The cottage, owned by Peter Ormond, once housed Hamilton shipbuilders in 1885. The site is now an example of environmental and sustainable initiatives, with its garden and outer insulation, among other things.

Hamilton's Green Cottage
Hamilton’s Green Cottage

Inside, I couldn’t get over all of the little details and marveled over everything, like the typewriter, bookshelves, stained glass, mirrors, and knick-knacks everywhere, even little vintage arrows. There was a wooden chest with a sign that read, “Do not look in the box on the table” and when I inevitably did, another note read, “A gift for you to carry… please take one.” Picking up a piece of paper at random, I unfolded it to find the message “Believe.” I’ve still got it, pinned up on my board with all my I Heart Hamilton ideas.

Hamilton's Green Cottage
Hamilton’s Green Cottage

There was a white door that you were invited to leave your mark on, so I of course had to leave my Hamilton love. Many of the sites during Doors Open had guestbooks to sign, which was a nice touch.

I signed the door at Hamilton's Green Cottage
I signed the door at Hamilton’s Green Cottage

Then it was over to James North to visit the John Weir Foote VC Armoury, a site I have passed by countless times and noted the impressive exterior, but had never been inside. It reminded me of last Supercrawl, when I saw Prince Edward walk into the building!

We were able to tour the museum downstairs and another exhibit upstairs. There was so much to see – medals, artillery, clothing, historical documents, and all kinds of various artifacts. I really felt the weight and significance of being in the presence of all the items. They say the Armoury is also home to a quite a few ghosts, so maybe there were other forces at play.

John Weir Foote V.C. Armouries
John Weir Foote V.C. Armouries

I also got to peek at the space used for military training, which looked like a big arena.
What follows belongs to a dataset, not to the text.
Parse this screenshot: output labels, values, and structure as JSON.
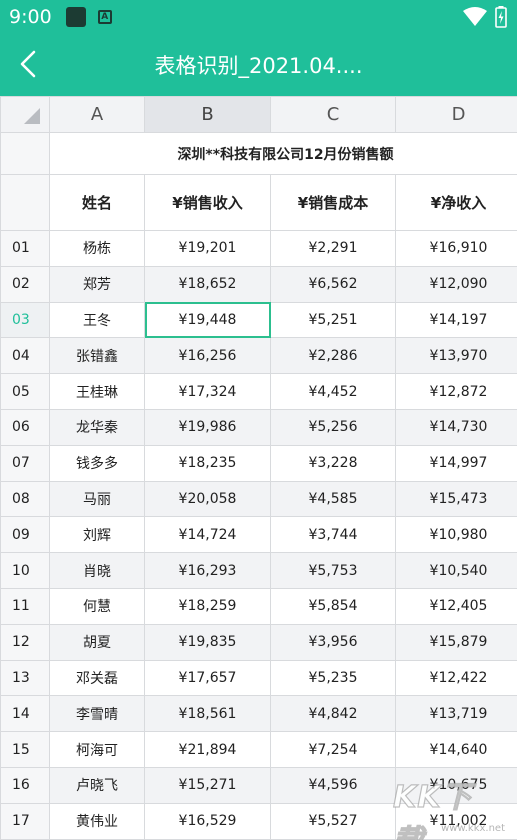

This is another perfect example of something right in my own city that I had never experienced before. Thanks to Doors Open, I got to check it off the list!

John Weir Foote V.C. Armouries
John Weir Foote V.C. Armouries

My last stop was a new location added to this year’s Doors Open, TCA Architects Inc., located at 118 James North. Their loft space is above CBC Hamilton and the AGH Design Annex. Since those two moved into the space below, almost exactly a year ago, I’ve thought that it would make a great space for someone upstairs, too.

TCA Architects are the right people to take on the space that was formerly the Dominion Furniture store. I remember reading about their offices a while back when The Spectator’s Business magazine did a piece on creative and fun work spaces. Seeing their space, I fancied myself a career change!

TCA Architects Inc.
TCA Architects Inc.

It’s industrial-looking, with the open ceilings and brick walls, but also sleek and modern, with pops of colour. There is an inviting living room area with a fireplace and big windows overlooking a great view of the street.

In one room which looked like their conference room, various blueprints and sketches of their upcoming projects were pinned up on boards to look at. One feature I liked in that room was the unique chandelier made from tall, colourful glasses.

TCA Architects Inc.
TCA Architects Inc.

I ended the day with an iced coffee from Mulberry and a stroll around the Waterfront. A successful Doors Open, I must say, and I look forward to this event next year.

– Kristin

kristin
ihearthamiltontour@gmail.com
Kristin Archer is the creator of I Heart Hamilton (www.ihearthamilton.ca), where she has blogged about experiences around her hometown since 2011, growing an influential social media presence along the way. Encouraging locals to “be a tourist in your own city,” she promotes arts and culture across her various social media platforms, blog, and weekly radio show on 93.3 CFMU.

2 thoughts on “OPPORTUNITY KNOCKS”

  1. Thanks Kristin, for another peak at what makes our city great. The Imperial Cotton Mill and the Green House are a couple of places I’ve got to check out for myself!
    Thanks for showing these great places.
    Glen Brown

Leave a Reply

Your email address will not be published. Required fields are marked *